Data for this exercise Start Marker

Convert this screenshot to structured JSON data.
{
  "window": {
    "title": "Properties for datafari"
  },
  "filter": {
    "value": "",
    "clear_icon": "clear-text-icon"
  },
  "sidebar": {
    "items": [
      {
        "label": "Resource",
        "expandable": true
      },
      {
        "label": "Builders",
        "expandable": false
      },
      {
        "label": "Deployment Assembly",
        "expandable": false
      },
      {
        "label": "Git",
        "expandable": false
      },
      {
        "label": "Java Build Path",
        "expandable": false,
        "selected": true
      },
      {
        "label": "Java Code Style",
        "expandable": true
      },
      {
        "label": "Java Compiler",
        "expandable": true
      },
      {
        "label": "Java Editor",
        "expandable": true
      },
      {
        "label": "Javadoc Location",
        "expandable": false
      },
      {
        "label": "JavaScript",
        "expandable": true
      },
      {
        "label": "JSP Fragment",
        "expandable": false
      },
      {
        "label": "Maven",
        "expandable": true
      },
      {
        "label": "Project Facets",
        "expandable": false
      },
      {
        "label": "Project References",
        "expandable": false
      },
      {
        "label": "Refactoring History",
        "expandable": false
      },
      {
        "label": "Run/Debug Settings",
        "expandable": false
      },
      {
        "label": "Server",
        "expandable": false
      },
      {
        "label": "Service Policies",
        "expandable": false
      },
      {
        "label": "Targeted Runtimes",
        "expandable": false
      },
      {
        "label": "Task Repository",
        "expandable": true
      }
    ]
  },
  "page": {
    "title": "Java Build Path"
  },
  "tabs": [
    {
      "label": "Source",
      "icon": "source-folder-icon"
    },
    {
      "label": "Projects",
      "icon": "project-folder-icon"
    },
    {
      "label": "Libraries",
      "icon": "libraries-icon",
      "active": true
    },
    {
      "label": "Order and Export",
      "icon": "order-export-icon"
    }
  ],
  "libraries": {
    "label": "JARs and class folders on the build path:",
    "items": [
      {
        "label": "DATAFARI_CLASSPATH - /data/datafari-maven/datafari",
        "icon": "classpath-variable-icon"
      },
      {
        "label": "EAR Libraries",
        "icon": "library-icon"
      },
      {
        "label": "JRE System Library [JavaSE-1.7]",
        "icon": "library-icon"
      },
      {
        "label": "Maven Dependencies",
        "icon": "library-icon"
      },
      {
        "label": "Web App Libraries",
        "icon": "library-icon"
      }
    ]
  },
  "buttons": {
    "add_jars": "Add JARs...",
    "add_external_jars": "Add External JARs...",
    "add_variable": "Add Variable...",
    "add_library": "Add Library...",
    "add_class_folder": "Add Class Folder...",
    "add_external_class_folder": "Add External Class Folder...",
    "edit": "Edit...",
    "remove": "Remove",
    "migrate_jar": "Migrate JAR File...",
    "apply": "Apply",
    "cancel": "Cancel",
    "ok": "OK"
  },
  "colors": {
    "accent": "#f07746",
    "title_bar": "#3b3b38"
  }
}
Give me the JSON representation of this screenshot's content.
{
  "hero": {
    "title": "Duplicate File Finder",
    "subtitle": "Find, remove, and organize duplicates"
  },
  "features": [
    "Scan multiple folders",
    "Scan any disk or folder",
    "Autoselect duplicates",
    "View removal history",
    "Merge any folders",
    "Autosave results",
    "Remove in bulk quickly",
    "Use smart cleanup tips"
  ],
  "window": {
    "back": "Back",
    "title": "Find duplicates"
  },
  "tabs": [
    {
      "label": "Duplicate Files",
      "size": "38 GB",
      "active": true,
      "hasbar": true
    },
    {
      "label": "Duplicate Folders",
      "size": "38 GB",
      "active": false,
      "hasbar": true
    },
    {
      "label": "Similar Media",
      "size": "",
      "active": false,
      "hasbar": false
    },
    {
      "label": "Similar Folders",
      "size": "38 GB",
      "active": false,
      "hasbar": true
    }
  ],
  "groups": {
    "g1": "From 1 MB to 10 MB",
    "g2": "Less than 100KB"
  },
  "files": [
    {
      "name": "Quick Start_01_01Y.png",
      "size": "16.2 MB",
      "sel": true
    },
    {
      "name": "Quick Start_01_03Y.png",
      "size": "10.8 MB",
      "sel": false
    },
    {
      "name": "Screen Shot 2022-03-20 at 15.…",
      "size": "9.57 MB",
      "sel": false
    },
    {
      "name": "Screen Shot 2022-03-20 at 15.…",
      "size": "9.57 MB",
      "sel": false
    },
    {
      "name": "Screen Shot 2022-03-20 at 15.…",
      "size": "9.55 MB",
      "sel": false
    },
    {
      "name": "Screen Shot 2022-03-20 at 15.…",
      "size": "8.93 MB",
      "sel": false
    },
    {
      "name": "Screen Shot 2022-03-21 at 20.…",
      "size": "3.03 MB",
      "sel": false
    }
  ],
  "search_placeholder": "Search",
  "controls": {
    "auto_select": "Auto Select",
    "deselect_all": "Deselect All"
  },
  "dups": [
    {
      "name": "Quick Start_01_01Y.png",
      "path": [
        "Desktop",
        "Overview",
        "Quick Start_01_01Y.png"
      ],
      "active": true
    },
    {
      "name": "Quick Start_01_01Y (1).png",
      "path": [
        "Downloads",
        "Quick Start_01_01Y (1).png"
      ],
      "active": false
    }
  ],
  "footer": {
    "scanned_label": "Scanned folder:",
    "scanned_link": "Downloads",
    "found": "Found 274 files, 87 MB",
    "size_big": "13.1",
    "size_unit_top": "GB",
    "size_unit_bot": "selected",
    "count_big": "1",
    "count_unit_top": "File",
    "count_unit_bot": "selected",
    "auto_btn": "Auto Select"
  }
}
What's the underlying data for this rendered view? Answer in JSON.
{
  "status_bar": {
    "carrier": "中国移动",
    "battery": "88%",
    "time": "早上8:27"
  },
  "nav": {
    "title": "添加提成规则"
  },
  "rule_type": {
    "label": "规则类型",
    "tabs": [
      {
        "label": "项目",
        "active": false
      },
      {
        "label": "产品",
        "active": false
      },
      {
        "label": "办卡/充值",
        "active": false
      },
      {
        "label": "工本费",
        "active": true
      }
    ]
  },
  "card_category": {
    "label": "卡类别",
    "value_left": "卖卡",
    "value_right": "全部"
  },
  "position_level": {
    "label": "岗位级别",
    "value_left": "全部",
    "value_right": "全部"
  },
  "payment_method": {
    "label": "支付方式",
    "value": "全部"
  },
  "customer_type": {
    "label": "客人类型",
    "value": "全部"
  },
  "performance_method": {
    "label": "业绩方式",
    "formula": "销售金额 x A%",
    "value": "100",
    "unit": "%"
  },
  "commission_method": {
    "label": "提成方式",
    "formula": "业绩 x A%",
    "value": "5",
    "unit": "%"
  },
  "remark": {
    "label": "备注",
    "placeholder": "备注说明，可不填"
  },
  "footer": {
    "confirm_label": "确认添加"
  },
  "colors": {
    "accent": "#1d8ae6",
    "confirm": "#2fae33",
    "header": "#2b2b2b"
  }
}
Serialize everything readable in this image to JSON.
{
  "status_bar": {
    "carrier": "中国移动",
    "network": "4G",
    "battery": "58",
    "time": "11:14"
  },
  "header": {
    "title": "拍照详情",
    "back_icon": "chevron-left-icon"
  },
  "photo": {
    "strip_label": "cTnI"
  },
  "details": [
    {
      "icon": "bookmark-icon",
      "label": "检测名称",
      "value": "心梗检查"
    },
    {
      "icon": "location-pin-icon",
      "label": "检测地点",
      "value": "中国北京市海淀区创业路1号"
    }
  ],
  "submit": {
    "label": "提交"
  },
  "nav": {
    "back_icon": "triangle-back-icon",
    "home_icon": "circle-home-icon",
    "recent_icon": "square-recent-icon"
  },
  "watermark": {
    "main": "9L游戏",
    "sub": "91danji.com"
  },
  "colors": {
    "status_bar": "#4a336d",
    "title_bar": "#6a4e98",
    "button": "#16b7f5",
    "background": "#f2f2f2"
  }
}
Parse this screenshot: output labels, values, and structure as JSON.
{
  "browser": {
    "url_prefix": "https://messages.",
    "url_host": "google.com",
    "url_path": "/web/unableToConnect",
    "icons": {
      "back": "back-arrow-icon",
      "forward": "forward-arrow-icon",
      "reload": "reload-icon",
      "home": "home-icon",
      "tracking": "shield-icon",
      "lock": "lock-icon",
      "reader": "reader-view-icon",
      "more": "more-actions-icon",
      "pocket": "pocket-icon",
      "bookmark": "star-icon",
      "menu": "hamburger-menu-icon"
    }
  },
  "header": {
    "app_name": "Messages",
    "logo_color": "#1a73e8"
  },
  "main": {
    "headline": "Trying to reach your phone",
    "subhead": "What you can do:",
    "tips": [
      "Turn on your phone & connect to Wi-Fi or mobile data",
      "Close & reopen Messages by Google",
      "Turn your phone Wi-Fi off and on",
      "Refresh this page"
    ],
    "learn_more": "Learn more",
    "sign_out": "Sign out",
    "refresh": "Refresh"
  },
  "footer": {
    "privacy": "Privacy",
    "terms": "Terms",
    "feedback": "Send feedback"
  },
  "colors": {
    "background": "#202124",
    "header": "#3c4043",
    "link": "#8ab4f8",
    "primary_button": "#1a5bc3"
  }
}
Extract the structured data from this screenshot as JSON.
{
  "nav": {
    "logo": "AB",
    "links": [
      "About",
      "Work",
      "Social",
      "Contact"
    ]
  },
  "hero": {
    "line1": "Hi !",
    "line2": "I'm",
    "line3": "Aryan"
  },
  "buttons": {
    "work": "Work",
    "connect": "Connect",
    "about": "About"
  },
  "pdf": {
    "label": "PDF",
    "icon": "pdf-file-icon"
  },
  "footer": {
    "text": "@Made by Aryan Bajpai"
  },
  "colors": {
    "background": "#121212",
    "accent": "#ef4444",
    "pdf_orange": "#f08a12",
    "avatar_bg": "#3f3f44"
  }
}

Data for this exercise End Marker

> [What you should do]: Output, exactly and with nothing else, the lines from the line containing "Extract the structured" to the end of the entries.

> [Answer to this task]:
Extract the structured data from this screenshot as JSON.
{
  "nav": {
    "logo": "AB",
    "links": [
      "About",
      "Work",
      "Social",
      "Contact"
    ]
  },
  "hero": {
    "line1": "Hi !",
    "line2": "I'm",
    "line3": "Aryan"
  },
  "buttons": {
    "work": "Work",
    "connect": "Connect",
    "about": "About"
  },
  "pdf": {
    "label": "PDF",
    "icon": "pdf-file-icon"
  },
  "footer": {
    "text": "@Made by Aryan Bajpai"
  },
  "colors": {
    "background": "#121212",
    "accent": "#ef4444",
    "pdf_orange": "#f08a12",
    "avatar_bg": "#3f3f44"
  }
}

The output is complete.